### Exercise
Go through the lines below. Copy those with "Electronic".

Segment Start: Exercise material

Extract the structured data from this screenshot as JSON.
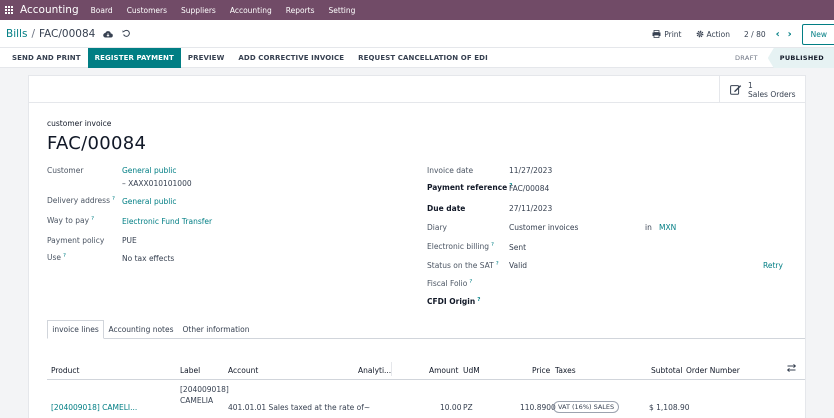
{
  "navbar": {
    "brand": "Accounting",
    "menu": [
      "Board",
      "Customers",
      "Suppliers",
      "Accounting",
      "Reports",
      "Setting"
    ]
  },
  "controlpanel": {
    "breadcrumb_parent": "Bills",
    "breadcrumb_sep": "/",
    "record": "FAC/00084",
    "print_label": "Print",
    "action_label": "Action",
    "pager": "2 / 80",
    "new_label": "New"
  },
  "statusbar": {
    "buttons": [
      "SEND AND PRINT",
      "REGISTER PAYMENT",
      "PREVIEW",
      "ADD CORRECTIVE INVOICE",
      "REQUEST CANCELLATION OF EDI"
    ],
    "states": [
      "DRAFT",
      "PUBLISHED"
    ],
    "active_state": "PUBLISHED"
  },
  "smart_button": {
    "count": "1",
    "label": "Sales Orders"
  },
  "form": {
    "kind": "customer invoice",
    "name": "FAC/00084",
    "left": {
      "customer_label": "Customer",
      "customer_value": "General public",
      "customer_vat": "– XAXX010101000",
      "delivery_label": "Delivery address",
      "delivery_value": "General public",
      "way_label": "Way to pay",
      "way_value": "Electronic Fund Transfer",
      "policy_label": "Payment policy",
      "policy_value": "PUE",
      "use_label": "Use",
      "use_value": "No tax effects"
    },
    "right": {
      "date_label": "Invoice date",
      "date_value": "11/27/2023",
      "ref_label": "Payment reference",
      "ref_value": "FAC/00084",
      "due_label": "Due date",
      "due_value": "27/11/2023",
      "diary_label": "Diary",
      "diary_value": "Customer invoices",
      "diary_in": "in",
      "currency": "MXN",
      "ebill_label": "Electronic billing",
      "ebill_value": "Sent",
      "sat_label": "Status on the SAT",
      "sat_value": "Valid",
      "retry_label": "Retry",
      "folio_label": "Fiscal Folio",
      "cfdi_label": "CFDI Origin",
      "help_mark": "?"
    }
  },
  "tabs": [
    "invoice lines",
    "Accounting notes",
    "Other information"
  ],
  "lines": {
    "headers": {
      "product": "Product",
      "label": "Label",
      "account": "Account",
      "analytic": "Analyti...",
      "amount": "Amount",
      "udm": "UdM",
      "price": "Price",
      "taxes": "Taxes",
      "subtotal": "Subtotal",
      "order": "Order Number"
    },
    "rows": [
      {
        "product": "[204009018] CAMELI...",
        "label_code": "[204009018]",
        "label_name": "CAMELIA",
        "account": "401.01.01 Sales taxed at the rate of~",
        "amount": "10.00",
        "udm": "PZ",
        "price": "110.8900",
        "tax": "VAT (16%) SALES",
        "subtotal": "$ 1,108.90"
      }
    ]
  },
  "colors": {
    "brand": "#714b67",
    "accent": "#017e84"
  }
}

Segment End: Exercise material
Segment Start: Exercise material

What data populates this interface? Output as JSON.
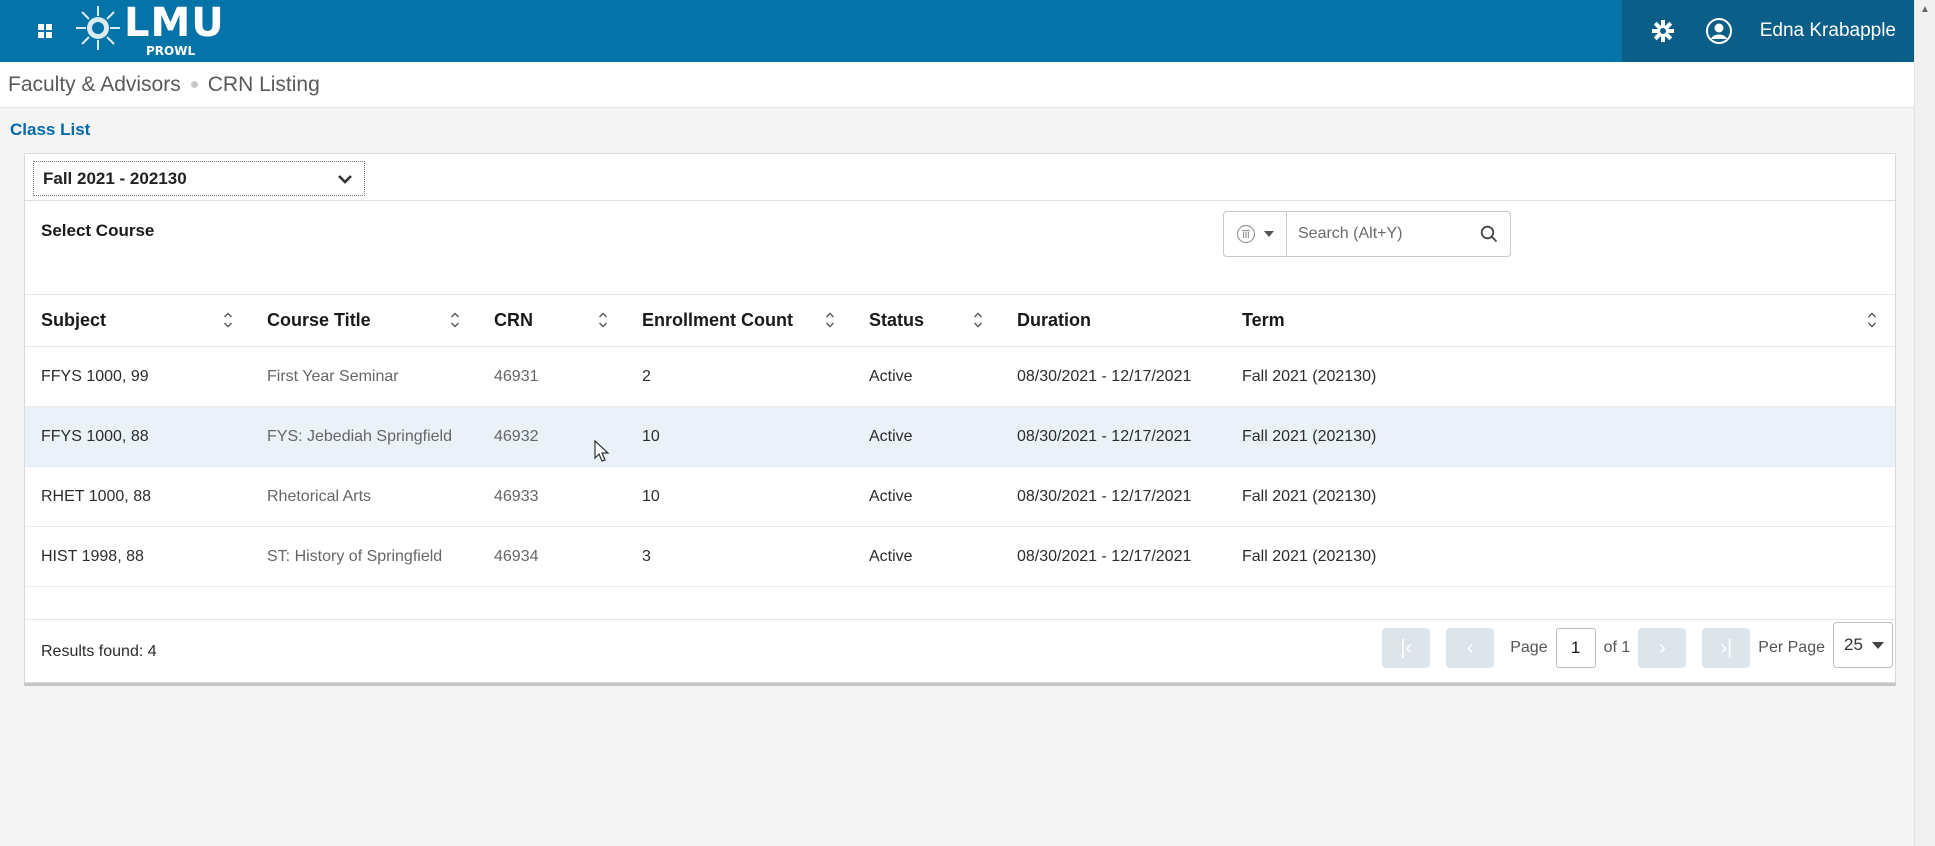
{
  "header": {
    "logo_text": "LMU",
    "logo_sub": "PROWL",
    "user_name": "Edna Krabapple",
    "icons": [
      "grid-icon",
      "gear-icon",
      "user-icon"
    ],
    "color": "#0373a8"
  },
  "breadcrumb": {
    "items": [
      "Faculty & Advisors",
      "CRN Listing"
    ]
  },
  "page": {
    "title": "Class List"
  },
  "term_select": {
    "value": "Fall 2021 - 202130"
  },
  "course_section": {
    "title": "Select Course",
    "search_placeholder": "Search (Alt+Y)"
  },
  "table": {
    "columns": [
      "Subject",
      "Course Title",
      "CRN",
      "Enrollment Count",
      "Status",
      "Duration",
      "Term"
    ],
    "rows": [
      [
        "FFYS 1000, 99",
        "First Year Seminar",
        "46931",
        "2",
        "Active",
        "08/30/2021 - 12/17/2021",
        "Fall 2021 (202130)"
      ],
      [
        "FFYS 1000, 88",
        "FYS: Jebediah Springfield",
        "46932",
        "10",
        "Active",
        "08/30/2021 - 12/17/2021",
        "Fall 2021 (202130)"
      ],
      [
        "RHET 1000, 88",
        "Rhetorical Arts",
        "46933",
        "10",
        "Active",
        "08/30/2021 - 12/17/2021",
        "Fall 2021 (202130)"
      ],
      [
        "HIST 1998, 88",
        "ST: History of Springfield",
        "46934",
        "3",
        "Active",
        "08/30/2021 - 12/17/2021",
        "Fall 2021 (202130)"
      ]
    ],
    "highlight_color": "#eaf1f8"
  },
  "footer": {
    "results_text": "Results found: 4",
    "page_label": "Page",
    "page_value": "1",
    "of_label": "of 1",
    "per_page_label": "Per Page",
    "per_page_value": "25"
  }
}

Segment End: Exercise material

### The answer
      "way_value": "Electronic Fund Transfer",
      "ebill_label": "Electronic billing",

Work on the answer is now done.